About Andrew Hay

Andrew Hay is an information security industry veteran with close to 20 years of experience as a security practitioner, industry analyst, and executive. As the Chief Information Security Officer (CISO) at DataGravity, Inc., he advocates for the company’s total information security needs and is responsible for the development and delivery of the company’s comprehensive information security strategy.

Andrew has served in various roles and responsibilities at a number of companies including OpenDNS (now a Cisco company), CloudPassage, Inc., 451 Research, the University of Lethbridge, Capital G Bank Ltd. (now Clarien Bank Bermuda), Q1 Labs (now IBM), Nokia (now Check Point), Nortel Networks, Magma Communications (now Primus Canada), and Taima Corp (now Convergys).

Andrew is frequently approached to provide expert commentary on security-industry developments, and has been featured in such publications as Forbes, Bloomberg, Wired, USA Today, International Business Times, Sacramento Bee, Delhi Daily News, Austin Business Journal, Ars Technica, RT, VentureBeat, LeMondeInformatique, eWeek, TechRepublic, Infosecurity Magazine, The Data Center Journal, TechTarget, Network World, Computerworld, PCWorld, and CSO Magazine.

Should the Helpdesk be a Mandatory Start for an IT Career?

For anyone who has worked in a “front line” customer facing telephone support role, the answer is almost always am emphatic “YES”. I tend to agree with my colleagues for one simple reason – embitterment helps you succeed.

Why do I think IT folks need to have a sprinkle of bitterness be in this field?
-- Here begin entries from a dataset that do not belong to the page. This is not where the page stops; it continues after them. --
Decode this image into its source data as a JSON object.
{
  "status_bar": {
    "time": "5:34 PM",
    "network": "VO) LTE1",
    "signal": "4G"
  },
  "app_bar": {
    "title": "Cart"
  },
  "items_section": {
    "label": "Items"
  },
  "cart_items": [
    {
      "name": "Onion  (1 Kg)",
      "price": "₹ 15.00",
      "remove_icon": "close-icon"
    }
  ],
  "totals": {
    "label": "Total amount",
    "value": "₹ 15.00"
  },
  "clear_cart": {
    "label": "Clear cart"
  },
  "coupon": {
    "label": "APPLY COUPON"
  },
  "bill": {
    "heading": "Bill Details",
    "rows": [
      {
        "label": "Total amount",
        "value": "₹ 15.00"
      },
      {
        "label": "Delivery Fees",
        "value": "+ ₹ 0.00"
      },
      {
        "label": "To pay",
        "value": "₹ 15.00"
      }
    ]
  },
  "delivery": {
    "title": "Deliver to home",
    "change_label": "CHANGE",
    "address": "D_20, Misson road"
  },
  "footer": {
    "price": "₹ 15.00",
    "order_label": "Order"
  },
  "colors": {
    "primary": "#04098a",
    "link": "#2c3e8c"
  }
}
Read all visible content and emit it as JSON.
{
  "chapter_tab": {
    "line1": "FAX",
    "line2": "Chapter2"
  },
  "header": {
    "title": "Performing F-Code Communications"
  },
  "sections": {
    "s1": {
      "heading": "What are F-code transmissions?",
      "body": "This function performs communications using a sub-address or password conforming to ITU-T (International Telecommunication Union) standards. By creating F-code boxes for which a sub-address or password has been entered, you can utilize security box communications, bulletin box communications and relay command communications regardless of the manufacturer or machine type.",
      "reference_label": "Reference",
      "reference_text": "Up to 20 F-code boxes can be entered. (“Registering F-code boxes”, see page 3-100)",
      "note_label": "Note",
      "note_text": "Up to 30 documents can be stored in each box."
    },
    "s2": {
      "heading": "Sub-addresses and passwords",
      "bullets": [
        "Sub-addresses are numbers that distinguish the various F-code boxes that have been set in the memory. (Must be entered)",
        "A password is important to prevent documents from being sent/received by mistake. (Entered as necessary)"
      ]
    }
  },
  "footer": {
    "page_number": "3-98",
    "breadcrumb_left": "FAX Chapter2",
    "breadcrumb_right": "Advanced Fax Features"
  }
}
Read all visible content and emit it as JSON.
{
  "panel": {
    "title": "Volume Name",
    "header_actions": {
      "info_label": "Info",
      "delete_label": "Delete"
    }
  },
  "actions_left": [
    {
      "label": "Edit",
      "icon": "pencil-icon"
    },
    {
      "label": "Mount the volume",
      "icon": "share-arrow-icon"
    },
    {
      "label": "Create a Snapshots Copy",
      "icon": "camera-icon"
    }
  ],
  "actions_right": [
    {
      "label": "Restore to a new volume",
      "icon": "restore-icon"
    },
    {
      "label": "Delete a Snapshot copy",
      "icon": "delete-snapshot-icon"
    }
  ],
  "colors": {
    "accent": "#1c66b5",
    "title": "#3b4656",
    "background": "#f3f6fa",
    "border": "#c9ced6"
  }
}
The fact is that IT, like roadkill removal, is truly a thankless job. Sure, guidance counselors, parents, and the media will all tell you that “Computers are the way to go” for a good salary, benefits, and career advancement. The problem with that mentality is that it’s not the mid-1980’s anymore. More and more jobs are being moved to parts of the world where wages are lower and, to be perfectly frank, people are willing to do the crappy jobs that North Americans think are beneath them.

To be clear, I’m not saying that working in IT is the hardest, or worst, job around. IT workers are taken for granted, much like the aforementioned roadkill removal worker. Most people enjoy driving to work on a road free from dead animals. When an animal gets run over and left for dead, the roadkill removal person is dispatched to “dispose” of the remains. When was the last time you sent a “thank you” card to your roadkill removal person? To that end, when was the last time you sent a “thank you” card to a member of your IT department? Show of hands?

Now let’s jump back to my original topic with a metaphor: an IT career is like a human body and, in order for your career to live a long and healthy life, you need a nice thick layer of skin to protect you from infection. The “infection” in this metaphor referrers to the emotional challenges that every IT professional experiences during their career. In order for IT personnel to adequately quote with the critical thinking required to overcome most IT related challenges, a “thick skin” is a requirement — one that I believe should show up on most job postings.

Working on the front lines of an IT organization let’s you experience what it’s like to sympathize, and empathize, with those who are having the problems. It lets you develop valuable customer service and communications skills while you work towards making the customer happy. Along the way you’ll have numerous bad experiences which will serve as lessons that you can use to make yourself a better person.

No matter what role you hold within an organization, you have customers to answer to. This is something that working the front lines forces you to remember. Good or bad, working in the trenches teaches you valuable life lessons that will only help you grow as an IT professional.

Andrew Hay